══ AVAILABLE DATA

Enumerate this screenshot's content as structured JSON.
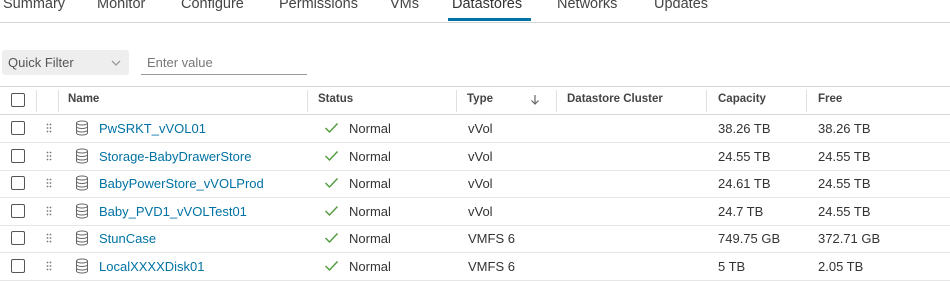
{
  "tabs": [
    {
      "label": "Summary",
      "active": false
    },
    {
      "label": "Monitor",
      "active": false
    },
    {
      "label": "Configure",
      "active": false
    },
    {
      "label": "Permissions",
      "active": false
    },
    {
      "label": "VMs",
      "active": false
    },
    {
      "label": "Datastores",
      "active": true
    },
    {
      "label": "Networks",
      "active": false
    },
    {
      "label": "Updates",
      "active": false
    }
  ],
  "filter": {
    "select_label": "Quick Filter",
    "input_placeholder": "Enter value"
  },
  "table": {
    "columns": [
      "Name",
      "Status",
      "Type",
      "Datastore Cluster",
      "Capacity",
      "Free"
    ],
    "sorted_column": "Type",
    "sort_direction": "descending",
    "rows": [
      {
        "name": "PwSRKT_vVOL01",
        "status": "Normal",
        "type": "vVol",
        "cluster": "",
        "capacity": "38.26 TB",
        "free": "38.26 TB"
      },
      {
        "name": "Storage-BabyDrawerStore",
        "status": "Normal",
        "type": "vVol",
        "cluster": "",
        "capacity": "24.55 TB",
        "free": "24.55 TB"
      },
      {
        "name": "BabyPowerStore_vVOLProd",
        "status": "Normal",
        "type": "vVol",
        "cluster": "",
        "capacity": "24.61 TB",
        "free": "24.55 TB"
      },
      {
        "name": "Baby_PVD1_vVOLTest01",
        "status": "Normal",
        "type": "vVol",
        "cluster": "",
        "capacity": "24.7 TB",
        "free": "24.55 TB"
      },
      {
        "name": "StunCase",
        "status": "Normal",
        "type": "VMFS 6",
        "cluster": "",
        "capacity": "749.75 GB",
        "free": "372.71 GB"
      },
      {
        "name": "LocalXXXXDisk01",
        "status": "Normal",
        "type": "VMFS 6",
        "cluster": "",
        "capacity": "5 TB",
        "free": "2.05 TB"
      }
    ]
  },
  "colors": {
    "accent": "#0072a3",
    "status_ok": "#4f9a3d"
  }
}
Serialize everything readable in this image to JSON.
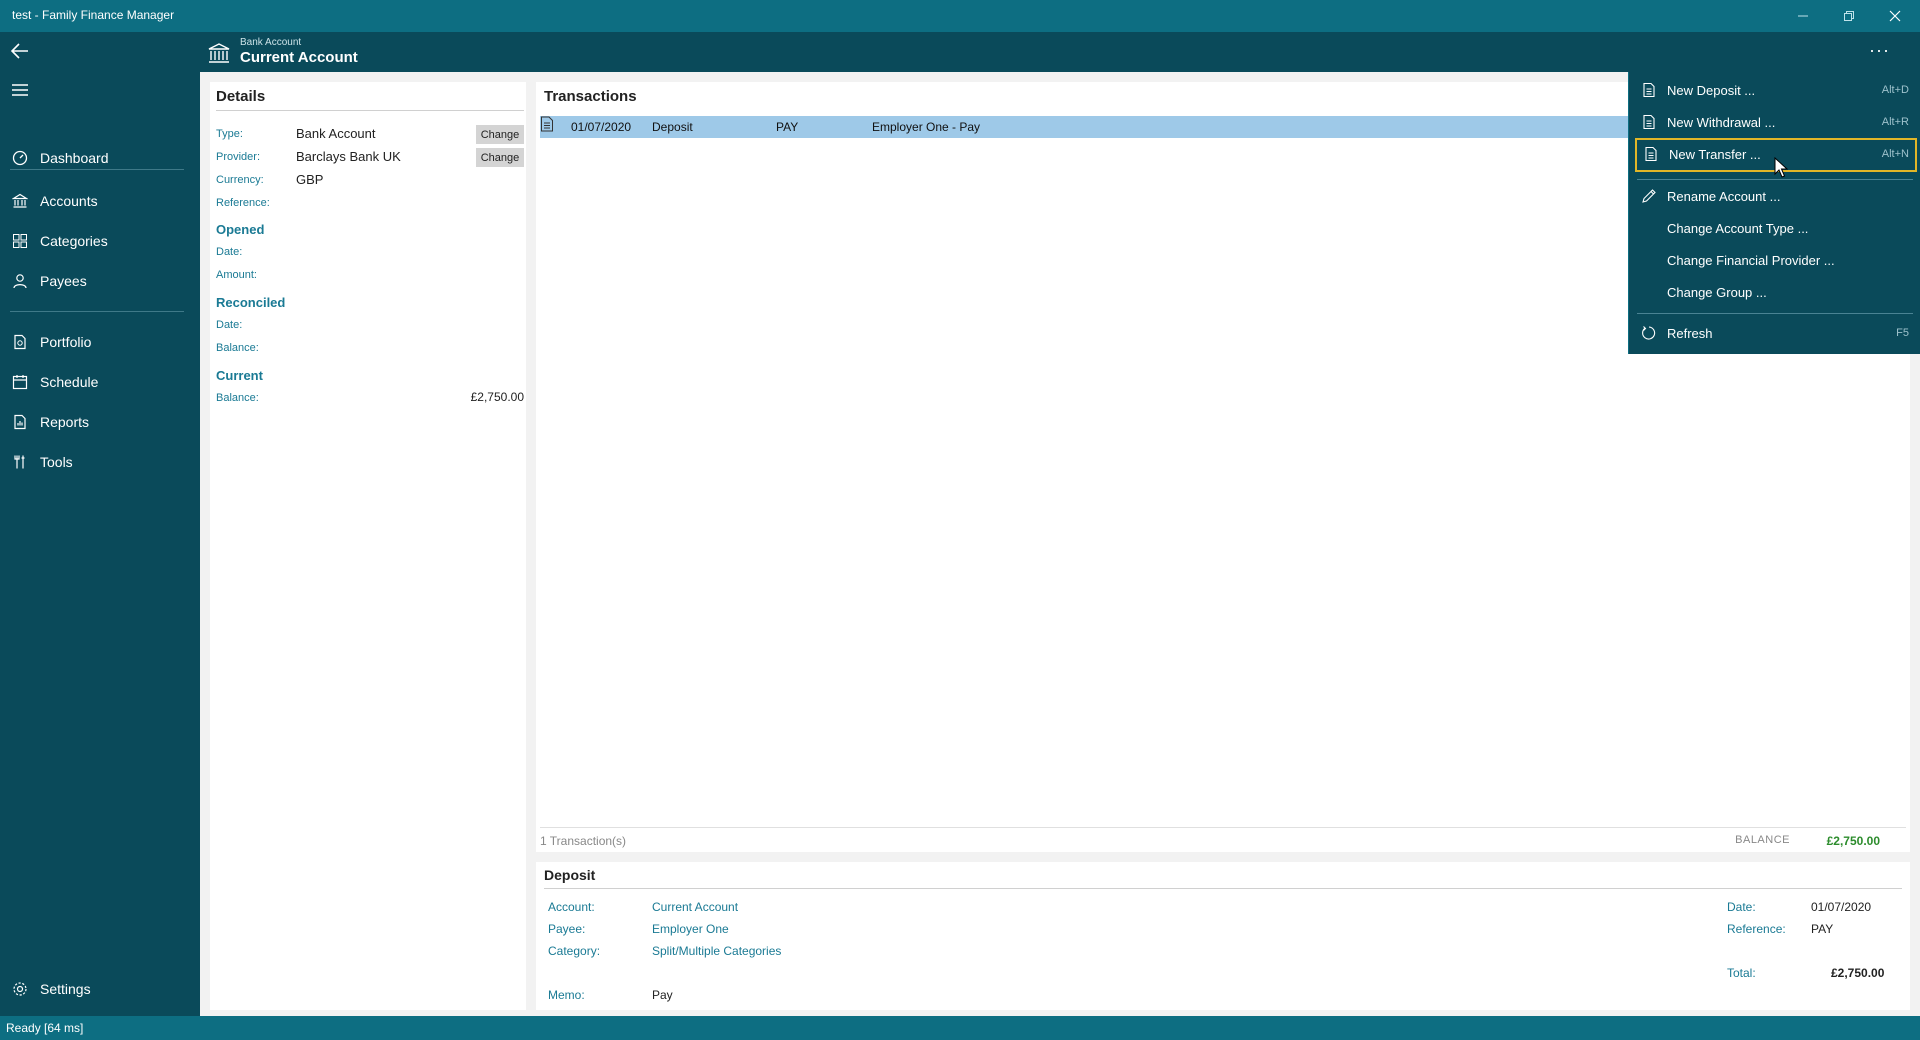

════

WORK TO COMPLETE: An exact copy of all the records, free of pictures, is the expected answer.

TASK SOLUTION:
Enumerate this screenshot's content as structured JSON.
{
  "tabs": [
    {
      "label": "Summary",
      "active": false
    },
    {
      "label": "Monitor",
      "active": false
    },
    {
      "label": "Configure",
      "active": false
    },
    {
      "label": "Permissions",
      "active": false
    },
    {
      "label": "VMs",
      "active": false
    },
    {
      "label": "Datastores",
      "active": true
    },
    {
      "label": "Networks",
      "active": false
    },
    {
      "label": "Updates",
      "active": false
    }
  ],
  "filter": {
    "select_label": "Quick Filter",
    "input_placeholder": "Enter value"
  },
  "table": {
    "columns": [
      "Name",
      "Status",
      "Type",
      "Datastore Cluster",
      "Capacity",
      "Free"
    ],
    "sorted_column": "Type",
    "sort_direction": "descending",
    "rows": [
      {
        "name": "PwSRKT_vVOL01",
        "status": "Normal",
        "type": "vVol",
        "cluster": "",
        "capacity": "38.26 TB",
        "free": "38.26 TB"
      },
      {
        "name": "Storage-BabyDrawerStore",
        "status": "Normal",
        "type": "vVol",
        "cluster": "",
        "capacity": "24.55 TB",
        "free": "24.55 TB"
      },
      {
        "name": "BabyPowerStore_vVOLProd",
        "status": "Normal",
        "type": "vVol",
        "cluster": "",
        "capacity": "24.61 TB",
        "free": "24.55 TB"
      },
      {
        "name": "Baby_PVD1_vVOLTest01",
        "status": "Normal",
        "type": "vVol",
        "cluster": "",
        "capacity": "24.7 TB",
        "free": "24.55 TB"
      },
      {
        "name": "StunCase",
        "status": "Normal",
        "type": "VMFS 6",
        "cluster": "",
        "capacity": "749.75 GB",
        "free": "372.71 GB"
      },
      {
        "name": "LocalXXXXDisk01",
        "status": "Normal",
        "type": "VMFS 6",
        "cluster": "",
        "capacity": "5 TB",
        "free": "2.05 TB"
      }
    ]
  },
  "colors": {
    "accent": "#0072a3",
    "status_ok": "#4f9a3d"
  }
}
Serialize everything readable in this image to JSON.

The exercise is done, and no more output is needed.